What’s the difference between Alzheimer’s and Dementia?
Link to the Youtube video: https://www.youtube.com/watch?v=ViWdRDs207E
One of the most commonly asked questions in memory care is the difference between Alzheimer’s disease and dementia. Though they are quite often (and mistakenly) used interchangeably, there are key differences that will help distinguish the two. Since approaches to Alzheimer’s and dementia care can also vary, it’s even more crucial for medical professionals, patients, and families to understand the differences. Dr. Richard London, Medical Director of Silverado Oak Village Community explains how they differ: What’s the difference between Alzheimer’s and Dementia?
Dementia is an umbrella term for the group of symptoms in which the human brain no longer processes information like it used to. Symptoms can include impaired memory, forgetfulness, or difficulty carrying out day-to-day tasks like driving. If a person is diagnosed with dementia, they are not diagnosed with a disease, but a set of symptoms.
Alzheimer’s disease is a very specific kind of dementia, and also the most common. Symptoms of Alzheimer’s include impaired thought, speech, or extreme disorientation. At this time, there is no cure for Alzheimer’s, as it is degenerative and incurable.
About the Author

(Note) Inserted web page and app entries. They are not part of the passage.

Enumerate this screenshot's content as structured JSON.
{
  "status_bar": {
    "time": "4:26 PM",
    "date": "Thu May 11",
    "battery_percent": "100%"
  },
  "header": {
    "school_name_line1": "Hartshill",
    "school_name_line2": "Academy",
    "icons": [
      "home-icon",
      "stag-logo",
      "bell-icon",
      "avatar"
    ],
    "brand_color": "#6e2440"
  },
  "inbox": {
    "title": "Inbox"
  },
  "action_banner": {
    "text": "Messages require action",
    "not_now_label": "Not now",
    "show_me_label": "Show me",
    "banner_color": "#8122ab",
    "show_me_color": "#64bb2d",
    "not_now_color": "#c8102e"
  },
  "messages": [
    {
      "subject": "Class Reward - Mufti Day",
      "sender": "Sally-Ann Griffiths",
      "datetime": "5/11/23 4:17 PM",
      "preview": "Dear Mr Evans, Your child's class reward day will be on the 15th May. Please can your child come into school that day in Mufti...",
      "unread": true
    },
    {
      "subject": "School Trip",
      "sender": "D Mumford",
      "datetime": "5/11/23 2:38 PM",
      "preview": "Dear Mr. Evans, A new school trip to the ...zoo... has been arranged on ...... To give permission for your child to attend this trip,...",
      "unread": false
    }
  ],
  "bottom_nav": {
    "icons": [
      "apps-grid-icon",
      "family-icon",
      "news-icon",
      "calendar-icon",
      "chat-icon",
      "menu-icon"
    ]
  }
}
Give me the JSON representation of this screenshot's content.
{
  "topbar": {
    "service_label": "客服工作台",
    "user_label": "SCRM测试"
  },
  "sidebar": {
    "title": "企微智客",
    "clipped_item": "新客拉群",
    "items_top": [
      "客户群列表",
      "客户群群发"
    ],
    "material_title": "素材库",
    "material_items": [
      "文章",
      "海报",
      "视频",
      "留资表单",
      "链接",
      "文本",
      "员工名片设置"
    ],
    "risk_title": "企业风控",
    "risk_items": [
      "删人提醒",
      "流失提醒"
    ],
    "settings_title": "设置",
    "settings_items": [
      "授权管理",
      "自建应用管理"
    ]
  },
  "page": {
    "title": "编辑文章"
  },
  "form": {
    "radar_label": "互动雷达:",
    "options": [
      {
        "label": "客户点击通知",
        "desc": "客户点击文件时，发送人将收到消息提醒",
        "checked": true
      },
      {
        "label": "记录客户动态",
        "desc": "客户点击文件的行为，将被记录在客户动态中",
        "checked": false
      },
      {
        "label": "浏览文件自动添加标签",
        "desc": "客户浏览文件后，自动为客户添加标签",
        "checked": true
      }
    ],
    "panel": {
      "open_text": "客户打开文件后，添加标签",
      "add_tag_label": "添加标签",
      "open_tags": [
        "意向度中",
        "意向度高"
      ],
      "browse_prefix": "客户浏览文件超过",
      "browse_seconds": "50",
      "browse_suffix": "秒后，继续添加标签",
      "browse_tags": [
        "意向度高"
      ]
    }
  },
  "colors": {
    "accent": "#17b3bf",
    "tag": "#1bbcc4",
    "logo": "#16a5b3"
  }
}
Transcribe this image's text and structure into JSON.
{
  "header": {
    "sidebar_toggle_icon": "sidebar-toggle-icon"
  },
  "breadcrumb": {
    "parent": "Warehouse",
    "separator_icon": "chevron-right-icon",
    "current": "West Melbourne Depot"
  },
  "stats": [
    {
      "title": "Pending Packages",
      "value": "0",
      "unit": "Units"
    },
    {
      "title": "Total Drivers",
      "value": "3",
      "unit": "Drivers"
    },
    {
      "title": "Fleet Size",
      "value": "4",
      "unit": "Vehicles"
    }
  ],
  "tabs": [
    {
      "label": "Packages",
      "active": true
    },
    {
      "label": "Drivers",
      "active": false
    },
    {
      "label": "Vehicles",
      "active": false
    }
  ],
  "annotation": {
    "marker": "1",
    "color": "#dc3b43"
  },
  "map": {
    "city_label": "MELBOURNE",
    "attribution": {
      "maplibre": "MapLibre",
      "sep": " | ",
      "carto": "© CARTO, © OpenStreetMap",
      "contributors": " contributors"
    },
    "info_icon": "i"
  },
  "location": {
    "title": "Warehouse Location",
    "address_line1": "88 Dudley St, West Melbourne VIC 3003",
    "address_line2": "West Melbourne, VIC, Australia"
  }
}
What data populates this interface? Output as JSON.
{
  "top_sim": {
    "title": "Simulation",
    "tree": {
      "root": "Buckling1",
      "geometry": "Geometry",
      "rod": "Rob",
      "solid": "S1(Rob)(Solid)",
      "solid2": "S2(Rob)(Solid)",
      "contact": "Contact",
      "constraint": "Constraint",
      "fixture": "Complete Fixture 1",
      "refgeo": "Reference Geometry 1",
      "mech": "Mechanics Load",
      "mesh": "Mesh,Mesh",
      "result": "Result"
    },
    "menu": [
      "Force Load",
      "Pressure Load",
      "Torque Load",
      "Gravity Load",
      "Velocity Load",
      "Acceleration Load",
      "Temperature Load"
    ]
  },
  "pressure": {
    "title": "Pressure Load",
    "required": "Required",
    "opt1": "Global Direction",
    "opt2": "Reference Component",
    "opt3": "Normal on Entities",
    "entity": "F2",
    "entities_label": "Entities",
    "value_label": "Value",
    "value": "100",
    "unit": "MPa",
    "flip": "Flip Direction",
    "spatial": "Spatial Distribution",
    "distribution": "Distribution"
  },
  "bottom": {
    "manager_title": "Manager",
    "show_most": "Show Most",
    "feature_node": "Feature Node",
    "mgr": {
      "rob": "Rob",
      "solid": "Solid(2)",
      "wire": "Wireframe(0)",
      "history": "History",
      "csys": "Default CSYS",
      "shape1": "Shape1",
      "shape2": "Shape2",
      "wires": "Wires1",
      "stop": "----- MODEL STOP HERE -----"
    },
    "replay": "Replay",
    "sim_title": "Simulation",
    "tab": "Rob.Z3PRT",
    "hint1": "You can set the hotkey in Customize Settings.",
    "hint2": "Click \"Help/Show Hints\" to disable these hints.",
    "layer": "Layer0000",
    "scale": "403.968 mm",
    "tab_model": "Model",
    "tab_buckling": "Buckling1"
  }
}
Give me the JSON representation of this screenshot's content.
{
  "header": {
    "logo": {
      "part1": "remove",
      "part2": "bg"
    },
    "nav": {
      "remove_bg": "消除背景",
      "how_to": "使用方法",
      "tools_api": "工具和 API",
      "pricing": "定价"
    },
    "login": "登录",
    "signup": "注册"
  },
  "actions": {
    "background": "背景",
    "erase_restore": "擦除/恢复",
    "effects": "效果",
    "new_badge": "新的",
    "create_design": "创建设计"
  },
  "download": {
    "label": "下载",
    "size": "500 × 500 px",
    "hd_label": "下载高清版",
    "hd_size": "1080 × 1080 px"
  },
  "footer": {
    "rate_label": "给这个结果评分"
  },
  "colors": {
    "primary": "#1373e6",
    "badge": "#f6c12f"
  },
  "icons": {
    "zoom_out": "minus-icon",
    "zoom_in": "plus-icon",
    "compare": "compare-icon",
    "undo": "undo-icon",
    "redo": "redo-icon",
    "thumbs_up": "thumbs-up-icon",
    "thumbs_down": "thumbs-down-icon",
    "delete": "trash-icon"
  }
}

Silverado was founded in 1996 with the goal of enriching the lives of those with memory loss by changing how the world cares for people with cognitive decline. Establishing this mindset as the foundation allows Silverado to operate in a way that provides clients, residents, and patients with utmost dignity, respect and quality of life. Silverado has grown to become a nationally recognized provider of home care, memory care assisted living and hospice services. With 54 locations, the company delivers world-class care in seven states- Arizona, California, Illinois, Texas, Utah, Viginia, Washington, and Wisconsin. Learn more at silverado.com or call (866) 522-8125.View All Articles